Roy was on a consistent upward trajectory in his first three seasons before the knee issues flared up in season No. 4. He went from Rookie of the Year to All-Star to All-NBA Second Team member and appeared to be a future MVP candidate. In 2008-09, he was the best player on a 54-win Trail Blazers squad that majorly overachieved.
Unfortunately, we will never know whether Roy could have continued his upward trajectory. We do know that he was an elite all-around guard who “had no weaknesses in his game,” according to the late NBA legend Kobe Bryant.
3. C Bill Walton
Portland Trail Blazers (1974-1979), San Diego-Los Angeles Clippers (1979-1985), Boston Celtics (1985-1988)
One of the best college basketball players ever, Walton was drafted first overall by the Trail Blazers in 1974 on the heels of three straight NCAA Player of the Year awards. He had broken an ankle, leg, multiple foot bones and had knee surgery in high school, but he was able to avoid major issues in college.
Unfortunately, those lower-body injury issues cropped up again several times in the NBA. Overall, Walton played just 468 out of a possible 1148 regular-season games during his NBA career. He did manage an MVP award, two All-Star appearances, an NBA championship and a Finals MVP award in his first four seasons. After that, the talented center just couldn’t stay healthy, playing in a combined 14 games over the next four years.
Walton did get a second championship as a reserve for the Boston Celtics in 1986, but he was a shell of his former self by then. If it weren’t for injuries, I think we would be talking about him as one of the most accomplished big men in NBA history next to guys like Kareem Abdul-Jabbar, Wilt Chamberlain, Bill Russell, Tim Duncan and Shaquille O’Neal.
2. C Greg Oden
Portland Trail Blazers (2007-2010), Miami Heat (2013-14)
Like Walton, Oden was a highly-touted center drafted first overall by the Trail Blazers. While Walton gave us a few extended stretches of superstar play, Oden unfortunately never even got that chance.
The 7-foot, nearly 300-pound beast out of Ohio State missed his rookie season to rehab from microfracture surgery in his right knee. He returned in year 2 and played 21.5 minutes per game, but knee issues again caused him to miss plenty of games. After one more promising but injury-shortened season, Oden then had a string of surgeries that essentially ended his NBA career. He played just 212 more minutes in an NBA jersey in a minor role with the Miami Heat.

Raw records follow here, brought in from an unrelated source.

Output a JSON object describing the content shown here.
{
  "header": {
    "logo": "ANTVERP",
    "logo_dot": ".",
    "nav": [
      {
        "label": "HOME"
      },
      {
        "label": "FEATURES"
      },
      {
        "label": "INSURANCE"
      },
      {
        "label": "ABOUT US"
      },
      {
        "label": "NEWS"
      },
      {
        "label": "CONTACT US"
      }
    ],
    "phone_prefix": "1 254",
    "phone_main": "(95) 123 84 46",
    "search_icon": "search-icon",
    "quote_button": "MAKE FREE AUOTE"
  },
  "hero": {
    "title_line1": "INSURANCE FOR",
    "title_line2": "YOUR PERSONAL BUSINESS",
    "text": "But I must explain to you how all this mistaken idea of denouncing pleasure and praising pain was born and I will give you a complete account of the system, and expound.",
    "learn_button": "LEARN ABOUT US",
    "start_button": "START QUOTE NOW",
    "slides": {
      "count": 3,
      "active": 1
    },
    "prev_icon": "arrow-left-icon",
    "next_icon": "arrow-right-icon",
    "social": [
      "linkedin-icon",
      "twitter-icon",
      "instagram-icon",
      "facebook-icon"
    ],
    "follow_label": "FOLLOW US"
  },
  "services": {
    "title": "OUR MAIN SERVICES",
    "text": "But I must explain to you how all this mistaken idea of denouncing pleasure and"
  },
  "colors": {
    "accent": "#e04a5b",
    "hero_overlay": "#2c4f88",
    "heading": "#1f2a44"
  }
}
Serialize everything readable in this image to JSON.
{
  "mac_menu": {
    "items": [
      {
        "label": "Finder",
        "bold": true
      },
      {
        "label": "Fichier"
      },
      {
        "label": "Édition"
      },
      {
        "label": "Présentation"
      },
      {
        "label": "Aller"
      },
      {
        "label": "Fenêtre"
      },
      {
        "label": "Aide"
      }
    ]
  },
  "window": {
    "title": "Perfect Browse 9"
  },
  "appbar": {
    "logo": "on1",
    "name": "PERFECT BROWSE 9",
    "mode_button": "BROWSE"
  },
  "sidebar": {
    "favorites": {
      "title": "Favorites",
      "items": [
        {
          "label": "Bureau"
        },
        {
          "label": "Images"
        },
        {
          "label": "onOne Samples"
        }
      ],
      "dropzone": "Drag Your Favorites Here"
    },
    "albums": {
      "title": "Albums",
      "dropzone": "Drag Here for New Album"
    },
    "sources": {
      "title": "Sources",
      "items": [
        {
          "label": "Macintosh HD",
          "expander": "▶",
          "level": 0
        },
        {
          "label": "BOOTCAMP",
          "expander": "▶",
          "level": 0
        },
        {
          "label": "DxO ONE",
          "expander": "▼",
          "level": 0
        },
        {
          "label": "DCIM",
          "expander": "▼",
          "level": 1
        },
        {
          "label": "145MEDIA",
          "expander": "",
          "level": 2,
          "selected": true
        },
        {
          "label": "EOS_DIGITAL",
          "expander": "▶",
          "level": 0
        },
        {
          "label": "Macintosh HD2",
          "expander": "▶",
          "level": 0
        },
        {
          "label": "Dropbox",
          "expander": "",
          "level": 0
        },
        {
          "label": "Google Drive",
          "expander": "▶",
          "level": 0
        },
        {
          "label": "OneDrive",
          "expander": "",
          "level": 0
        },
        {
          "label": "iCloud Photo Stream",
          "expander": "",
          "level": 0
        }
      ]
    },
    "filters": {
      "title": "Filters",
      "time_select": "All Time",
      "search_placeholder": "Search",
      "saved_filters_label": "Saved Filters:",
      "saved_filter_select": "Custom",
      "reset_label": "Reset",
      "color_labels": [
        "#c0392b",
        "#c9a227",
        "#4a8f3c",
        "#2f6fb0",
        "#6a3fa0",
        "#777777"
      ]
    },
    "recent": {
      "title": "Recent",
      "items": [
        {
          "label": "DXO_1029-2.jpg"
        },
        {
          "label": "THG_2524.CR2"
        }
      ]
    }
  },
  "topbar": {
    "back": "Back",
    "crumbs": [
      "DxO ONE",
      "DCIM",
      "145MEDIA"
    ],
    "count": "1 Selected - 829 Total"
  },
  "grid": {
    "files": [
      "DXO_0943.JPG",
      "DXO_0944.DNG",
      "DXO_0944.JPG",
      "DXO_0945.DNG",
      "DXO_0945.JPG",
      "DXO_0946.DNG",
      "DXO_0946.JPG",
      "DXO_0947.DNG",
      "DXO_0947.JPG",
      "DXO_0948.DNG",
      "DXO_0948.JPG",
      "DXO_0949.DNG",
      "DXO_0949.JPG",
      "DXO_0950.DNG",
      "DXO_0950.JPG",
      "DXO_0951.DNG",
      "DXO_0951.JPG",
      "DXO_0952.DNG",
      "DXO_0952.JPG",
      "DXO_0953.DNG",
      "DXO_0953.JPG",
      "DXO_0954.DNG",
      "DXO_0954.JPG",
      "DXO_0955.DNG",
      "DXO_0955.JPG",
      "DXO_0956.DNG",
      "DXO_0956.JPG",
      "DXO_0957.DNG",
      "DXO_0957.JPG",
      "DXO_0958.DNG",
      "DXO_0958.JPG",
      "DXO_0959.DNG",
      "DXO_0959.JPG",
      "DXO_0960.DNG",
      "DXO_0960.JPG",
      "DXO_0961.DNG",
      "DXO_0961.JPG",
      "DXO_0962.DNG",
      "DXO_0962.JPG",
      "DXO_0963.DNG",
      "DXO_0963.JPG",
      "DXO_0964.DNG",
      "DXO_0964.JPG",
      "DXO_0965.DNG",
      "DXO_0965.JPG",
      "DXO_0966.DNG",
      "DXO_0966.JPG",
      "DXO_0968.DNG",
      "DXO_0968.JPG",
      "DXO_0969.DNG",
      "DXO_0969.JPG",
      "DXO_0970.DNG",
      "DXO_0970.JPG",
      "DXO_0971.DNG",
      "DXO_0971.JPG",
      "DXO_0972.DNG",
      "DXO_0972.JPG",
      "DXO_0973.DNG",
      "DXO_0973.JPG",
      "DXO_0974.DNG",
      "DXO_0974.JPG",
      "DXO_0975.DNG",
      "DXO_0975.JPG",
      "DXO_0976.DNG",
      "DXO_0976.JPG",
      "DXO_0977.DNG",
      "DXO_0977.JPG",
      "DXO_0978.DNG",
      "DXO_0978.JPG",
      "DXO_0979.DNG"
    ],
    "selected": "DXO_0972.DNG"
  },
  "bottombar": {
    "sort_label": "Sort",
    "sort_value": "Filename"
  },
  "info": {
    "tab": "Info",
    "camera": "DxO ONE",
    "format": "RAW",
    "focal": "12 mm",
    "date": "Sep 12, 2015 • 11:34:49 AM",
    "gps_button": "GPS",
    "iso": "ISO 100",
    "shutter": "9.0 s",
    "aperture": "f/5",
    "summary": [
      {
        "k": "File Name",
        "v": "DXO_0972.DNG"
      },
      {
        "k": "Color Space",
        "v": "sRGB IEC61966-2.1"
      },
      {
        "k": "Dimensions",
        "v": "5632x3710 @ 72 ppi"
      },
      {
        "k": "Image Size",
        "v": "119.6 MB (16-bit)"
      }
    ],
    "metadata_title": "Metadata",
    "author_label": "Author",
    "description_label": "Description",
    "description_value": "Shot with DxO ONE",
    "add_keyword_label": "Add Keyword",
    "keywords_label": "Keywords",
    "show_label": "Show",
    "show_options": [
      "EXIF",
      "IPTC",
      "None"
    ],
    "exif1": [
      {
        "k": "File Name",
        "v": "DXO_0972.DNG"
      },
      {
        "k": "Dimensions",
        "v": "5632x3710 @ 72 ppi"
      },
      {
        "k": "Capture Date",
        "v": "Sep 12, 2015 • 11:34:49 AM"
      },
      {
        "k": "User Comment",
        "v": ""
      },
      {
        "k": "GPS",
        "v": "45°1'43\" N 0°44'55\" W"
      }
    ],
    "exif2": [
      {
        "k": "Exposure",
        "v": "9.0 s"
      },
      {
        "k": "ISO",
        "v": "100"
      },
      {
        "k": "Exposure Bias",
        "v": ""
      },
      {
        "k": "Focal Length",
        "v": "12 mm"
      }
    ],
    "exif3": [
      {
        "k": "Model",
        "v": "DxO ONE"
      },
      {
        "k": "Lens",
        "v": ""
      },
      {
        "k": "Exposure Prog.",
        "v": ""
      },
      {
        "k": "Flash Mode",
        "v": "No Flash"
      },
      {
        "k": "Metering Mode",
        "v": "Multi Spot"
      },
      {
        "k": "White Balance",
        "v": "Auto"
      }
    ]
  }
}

Oden’s second season was his best. Per 36 minutes, he averaged 16.7 points, 12.8 rebounds and 3.4 blocks per game with a fantastic 64.7 true-shooting percentage. Comparisons to Hall of Fame center Shaquille O’Neal were certainly fair for Oden. When fully healthy, his combination of size, speed and strength was unreal and he knew how to maneuver his body around the basket on both ends of the floor.
1. F Len Bias
Drafted No. 2 overall in 1986 by the Boston Celtics
The Celtics had one of the greatest seasons in NBA history in 1985-86. The squad won 67 regular season games and went 15-3 in the playoffs to secure its third title in six years. Just nine days after Boston clinched its 1986 title, the rich got richer when the Celtics tabbed Bias out of Maryland with the second overall pick in the NBA draft.
Just two days later, the 22-year-old forward tragically passed away from a cocaine overdose. The news was a total shock to everyone. Bias was a 6’8” forward with elite athleticism, great strength and a reliable outside jumper. Some people compared him to a bigger Michael Jordan with a better outside shot.
While the MJ comparison is probably a bit hyperbolic, I have no doubt he would have been a perennial All-Star in the NBA. He might have been able to prolong the Celtics’ dynasty through the 1990s. The fact that Bias has no NBA games to his name makes his the greatest “what-if” career in NBA history.